When speaking at the annual carIT Congress in Frankfurt Germany, Volkswagen’s lead electrical development engineer said future cars need driver-situation dependent concepts. “Future cars will need such driver-situation dependent concepts“” said Volkmar Tanneberger. The VW team leader went on to say that HMI is a strong point for the automaker’s brand, and that “user experience is central to our ability to inspire people.”
We know that VW is hoping to capitalize on the ever-growing trend of HMI, but how exactly does it plan to implement HMI into its vehicles? Everything is pure speculation at this point, but some sources are claiming that it will introduce gesture controls. Gesture controls have long been used in smartphones and tablets, allowing mobile users to perform various commands like unlock, lock, snap a photo, open email, etc. simply by making hand gestures in front of the camera. VW could implement a similar gesture control feature in its automobiles. Imagine changing the radio station or turning up the air conditioner by moving your hands instead of actually touching the dash controls. Sounds pretty cool, high?
Of course, there are some hurdles to implementing gesture controls is automobiles. As noted by Tanneberger, there needs to be some type of standard used by automakers. If gesture controls are different between the different automakers, it could lead to confusion among drivers. This means automakers must coordinate with one another to create a universal standard that dictates how the gesture controls will work. If swiping your hand left turns on the radio in a VW, it should do the same for a BMW.
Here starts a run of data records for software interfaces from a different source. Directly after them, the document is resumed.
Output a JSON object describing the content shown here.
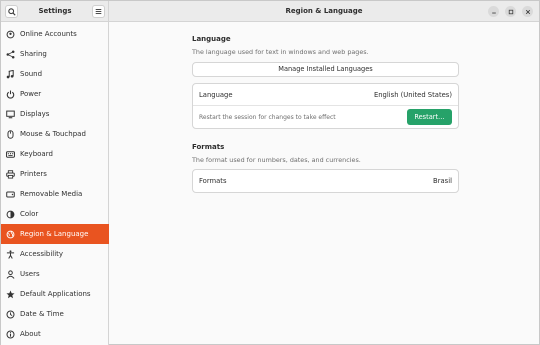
{
  "header": {
    "sidebar_title": "Settings",
    "title": "Region & Language",
    "search_icon": "search-icon",
    "menu_icon": "menu-icon"
  },
  "sidebar": {
    "items": [
      {
        "label": "Online Accounts",
        "icon": "online-accounts-icon"
      },
      {
        "label": "Sharing",
        "icon": "sharing-icon"
      },
      {
        "label": "Sound",
        "icon": "sound-icon"
      },
      {
        "label": "Power",
        "icon": "power-icon"
      },
      {
        "label": "Displays",
        "icon": "displays-icon"
      },
      {
        "label": "Mouse & Touchpad",
        "icon": "mouse-icon"
      },
      {
        "label": "Keyboard",
        "icon": "keyboard-icon"
      },
      {
        "label": "Printers",
        "icon": "printer-icon"
      },
      {
        "label": "Removable Media",
        "icon": "removable-media-icon"
      },
      {
        "label": "Color",
        "icon": "color-icon"
      },
      {
        "label": "Region & Language",
        "icon": "region-icon"
      },
      {
        "label": "Accessibility",
        "icon": "accessibility-icon"
      },
      {
        "label": "Users",
        "icon": "users-icon"
      },
      {
        "label": "Default Applications",
        "icon": "star-icon"
      },
      {
        "label": "Date & Time",
        "icon": "clock-icon"
      },
      {
        "label": "About",
        "icon": "info-icon"
      }
    ],
    "active": "Region & Language"
  },
  "language": {
    "title": "Language",
    "subtitle": "The language used for text in windows and web pages.",
    "manage_label": "Manage Installed Languages",
    "row_label": "Language",
    "row_value": "English (United States)",
    "restart_note": "Restart the session for changes to take effect",
    "restart_label": "Restart…"
  },
  "formats": {
    "title": "Formats",
    "subtitle": "The format used for numbers, dates, and currencies.",
    "row_label": "Formats",
    "row_value": "Brasil"
  },
  "colors": {
    "accent": "#e95420",
    "restart_button": "#26a269"
  }
}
Touchscreen panels are another form of HMI that we’ll likely see more of in the years to come. Nearly all of the major automakers already offer touchscreen interfaces, but it’s now becoming an almost standard feature in modern-day cars and trucks.